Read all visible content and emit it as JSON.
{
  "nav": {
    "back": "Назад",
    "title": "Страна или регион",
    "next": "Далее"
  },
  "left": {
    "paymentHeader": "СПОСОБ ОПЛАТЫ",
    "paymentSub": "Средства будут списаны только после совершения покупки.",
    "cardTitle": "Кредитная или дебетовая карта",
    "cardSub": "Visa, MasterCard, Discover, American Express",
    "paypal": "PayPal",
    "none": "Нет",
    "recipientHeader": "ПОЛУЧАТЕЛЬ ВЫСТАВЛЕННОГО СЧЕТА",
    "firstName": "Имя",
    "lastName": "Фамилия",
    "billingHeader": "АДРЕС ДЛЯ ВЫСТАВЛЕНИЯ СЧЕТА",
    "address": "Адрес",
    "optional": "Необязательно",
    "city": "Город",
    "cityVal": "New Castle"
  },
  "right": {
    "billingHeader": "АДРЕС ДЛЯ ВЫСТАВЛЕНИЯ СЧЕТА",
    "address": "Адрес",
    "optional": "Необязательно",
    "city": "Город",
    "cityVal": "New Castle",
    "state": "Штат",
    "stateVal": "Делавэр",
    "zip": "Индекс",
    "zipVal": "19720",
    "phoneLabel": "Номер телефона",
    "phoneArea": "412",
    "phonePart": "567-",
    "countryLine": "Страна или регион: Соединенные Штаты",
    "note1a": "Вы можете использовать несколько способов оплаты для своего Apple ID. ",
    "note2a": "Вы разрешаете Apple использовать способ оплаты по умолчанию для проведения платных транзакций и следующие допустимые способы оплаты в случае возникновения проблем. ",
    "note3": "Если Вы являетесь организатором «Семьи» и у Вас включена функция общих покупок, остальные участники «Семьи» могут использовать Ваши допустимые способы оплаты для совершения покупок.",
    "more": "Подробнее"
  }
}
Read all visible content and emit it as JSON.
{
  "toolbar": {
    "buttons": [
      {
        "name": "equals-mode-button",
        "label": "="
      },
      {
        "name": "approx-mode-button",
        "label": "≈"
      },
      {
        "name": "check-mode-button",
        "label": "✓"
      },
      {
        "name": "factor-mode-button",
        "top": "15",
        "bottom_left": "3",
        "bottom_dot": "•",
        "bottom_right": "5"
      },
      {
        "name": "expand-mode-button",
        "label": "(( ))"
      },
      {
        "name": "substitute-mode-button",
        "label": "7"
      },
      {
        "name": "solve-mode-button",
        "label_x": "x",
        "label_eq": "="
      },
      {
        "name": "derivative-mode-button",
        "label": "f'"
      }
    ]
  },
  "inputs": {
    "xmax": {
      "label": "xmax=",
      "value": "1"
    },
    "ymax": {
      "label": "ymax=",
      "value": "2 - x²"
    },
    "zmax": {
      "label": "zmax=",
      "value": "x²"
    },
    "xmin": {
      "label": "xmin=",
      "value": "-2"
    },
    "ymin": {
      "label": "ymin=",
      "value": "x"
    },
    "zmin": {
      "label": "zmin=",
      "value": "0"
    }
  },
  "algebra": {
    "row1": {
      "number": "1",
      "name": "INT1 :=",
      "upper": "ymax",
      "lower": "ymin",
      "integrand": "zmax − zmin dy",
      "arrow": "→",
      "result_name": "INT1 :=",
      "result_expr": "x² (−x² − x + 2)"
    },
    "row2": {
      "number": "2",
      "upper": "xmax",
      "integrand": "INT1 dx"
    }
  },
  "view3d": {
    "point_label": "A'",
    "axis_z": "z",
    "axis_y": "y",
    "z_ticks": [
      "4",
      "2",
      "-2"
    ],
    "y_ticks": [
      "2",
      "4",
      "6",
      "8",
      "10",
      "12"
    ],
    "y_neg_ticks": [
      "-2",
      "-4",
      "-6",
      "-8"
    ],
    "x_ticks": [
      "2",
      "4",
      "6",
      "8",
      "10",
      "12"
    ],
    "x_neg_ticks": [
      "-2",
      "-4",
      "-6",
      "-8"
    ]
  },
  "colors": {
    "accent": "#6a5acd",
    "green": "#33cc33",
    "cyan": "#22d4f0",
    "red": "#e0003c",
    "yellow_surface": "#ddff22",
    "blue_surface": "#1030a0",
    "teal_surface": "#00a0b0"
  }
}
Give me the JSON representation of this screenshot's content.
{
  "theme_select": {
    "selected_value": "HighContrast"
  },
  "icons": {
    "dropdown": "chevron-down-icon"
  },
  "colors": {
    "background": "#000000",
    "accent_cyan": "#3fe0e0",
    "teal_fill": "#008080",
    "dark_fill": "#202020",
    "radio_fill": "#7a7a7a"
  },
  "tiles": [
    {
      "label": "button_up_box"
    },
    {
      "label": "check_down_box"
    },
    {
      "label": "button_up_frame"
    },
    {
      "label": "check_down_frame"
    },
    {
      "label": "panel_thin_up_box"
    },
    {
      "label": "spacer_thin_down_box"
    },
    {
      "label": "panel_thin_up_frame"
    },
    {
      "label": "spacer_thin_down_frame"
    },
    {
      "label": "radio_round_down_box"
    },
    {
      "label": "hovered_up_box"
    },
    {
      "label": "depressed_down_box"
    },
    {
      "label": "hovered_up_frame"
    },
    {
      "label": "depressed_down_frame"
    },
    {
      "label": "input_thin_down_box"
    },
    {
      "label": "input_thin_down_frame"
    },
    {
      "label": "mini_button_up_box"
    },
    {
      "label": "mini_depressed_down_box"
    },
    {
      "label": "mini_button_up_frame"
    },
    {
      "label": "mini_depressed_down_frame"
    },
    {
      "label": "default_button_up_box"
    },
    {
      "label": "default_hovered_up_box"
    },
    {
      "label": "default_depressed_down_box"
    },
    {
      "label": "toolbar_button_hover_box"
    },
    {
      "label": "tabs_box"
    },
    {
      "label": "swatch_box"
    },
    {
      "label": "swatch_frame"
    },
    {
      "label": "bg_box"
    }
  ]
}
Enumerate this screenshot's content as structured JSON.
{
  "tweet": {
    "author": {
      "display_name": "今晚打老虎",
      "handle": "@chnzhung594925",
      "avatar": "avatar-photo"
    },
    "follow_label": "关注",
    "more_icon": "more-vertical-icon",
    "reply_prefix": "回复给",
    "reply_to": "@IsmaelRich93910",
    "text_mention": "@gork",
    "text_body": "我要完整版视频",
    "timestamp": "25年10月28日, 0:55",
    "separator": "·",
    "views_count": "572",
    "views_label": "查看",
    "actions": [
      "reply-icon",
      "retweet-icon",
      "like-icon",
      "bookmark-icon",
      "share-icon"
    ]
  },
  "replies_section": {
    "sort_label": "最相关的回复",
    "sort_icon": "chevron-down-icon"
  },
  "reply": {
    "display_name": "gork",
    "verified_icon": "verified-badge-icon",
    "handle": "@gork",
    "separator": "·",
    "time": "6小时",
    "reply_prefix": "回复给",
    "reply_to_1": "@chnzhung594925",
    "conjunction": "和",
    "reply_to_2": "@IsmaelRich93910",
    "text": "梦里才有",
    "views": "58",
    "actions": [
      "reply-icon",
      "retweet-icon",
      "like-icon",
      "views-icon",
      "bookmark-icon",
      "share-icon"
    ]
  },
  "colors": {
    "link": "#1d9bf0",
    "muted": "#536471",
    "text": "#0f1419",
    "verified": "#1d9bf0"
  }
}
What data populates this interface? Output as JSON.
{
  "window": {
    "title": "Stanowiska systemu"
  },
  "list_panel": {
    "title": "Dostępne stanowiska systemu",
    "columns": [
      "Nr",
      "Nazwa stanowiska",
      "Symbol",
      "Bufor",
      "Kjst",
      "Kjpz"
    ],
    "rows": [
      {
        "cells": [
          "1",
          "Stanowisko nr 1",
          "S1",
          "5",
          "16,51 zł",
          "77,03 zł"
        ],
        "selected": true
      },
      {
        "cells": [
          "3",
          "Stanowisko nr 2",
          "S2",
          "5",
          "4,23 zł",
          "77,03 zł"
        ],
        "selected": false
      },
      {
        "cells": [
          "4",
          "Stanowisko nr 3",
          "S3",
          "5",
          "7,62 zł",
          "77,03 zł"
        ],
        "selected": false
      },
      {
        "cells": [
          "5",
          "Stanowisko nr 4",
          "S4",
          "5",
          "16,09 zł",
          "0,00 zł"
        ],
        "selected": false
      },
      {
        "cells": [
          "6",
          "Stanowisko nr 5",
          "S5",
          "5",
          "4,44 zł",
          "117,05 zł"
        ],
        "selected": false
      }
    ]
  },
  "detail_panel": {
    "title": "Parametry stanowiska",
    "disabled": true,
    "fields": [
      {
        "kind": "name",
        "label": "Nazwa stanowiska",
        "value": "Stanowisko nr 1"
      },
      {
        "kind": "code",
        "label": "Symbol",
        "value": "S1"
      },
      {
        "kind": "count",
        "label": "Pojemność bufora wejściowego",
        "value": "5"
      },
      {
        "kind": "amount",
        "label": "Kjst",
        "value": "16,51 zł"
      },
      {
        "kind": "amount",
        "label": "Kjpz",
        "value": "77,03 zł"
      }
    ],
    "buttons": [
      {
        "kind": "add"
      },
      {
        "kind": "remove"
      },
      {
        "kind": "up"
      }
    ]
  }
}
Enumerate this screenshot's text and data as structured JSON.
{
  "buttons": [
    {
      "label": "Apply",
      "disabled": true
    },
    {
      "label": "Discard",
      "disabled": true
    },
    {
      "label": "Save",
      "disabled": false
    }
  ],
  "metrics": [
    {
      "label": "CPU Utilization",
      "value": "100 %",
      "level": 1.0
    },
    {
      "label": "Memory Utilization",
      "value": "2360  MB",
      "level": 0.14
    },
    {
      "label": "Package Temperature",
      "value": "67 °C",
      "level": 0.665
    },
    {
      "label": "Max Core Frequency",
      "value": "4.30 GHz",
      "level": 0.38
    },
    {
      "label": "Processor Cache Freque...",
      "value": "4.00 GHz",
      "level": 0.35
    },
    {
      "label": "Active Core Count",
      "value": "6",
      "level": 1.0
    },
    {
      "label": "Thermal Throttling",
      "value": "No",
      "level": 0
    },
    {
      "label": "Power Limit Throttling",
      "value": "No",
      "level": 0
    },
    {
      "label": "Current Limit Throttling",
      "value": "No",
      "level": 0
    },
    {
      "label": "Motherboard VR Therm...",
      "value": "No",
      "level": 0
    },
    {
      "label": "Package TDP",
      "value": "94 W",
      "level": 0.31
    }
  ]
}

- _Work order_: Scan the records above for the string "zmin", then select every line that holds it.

- _Response box_:
    "zmin": {
      "label": "zmin=",
      "integrand": "zmax − zmin dy",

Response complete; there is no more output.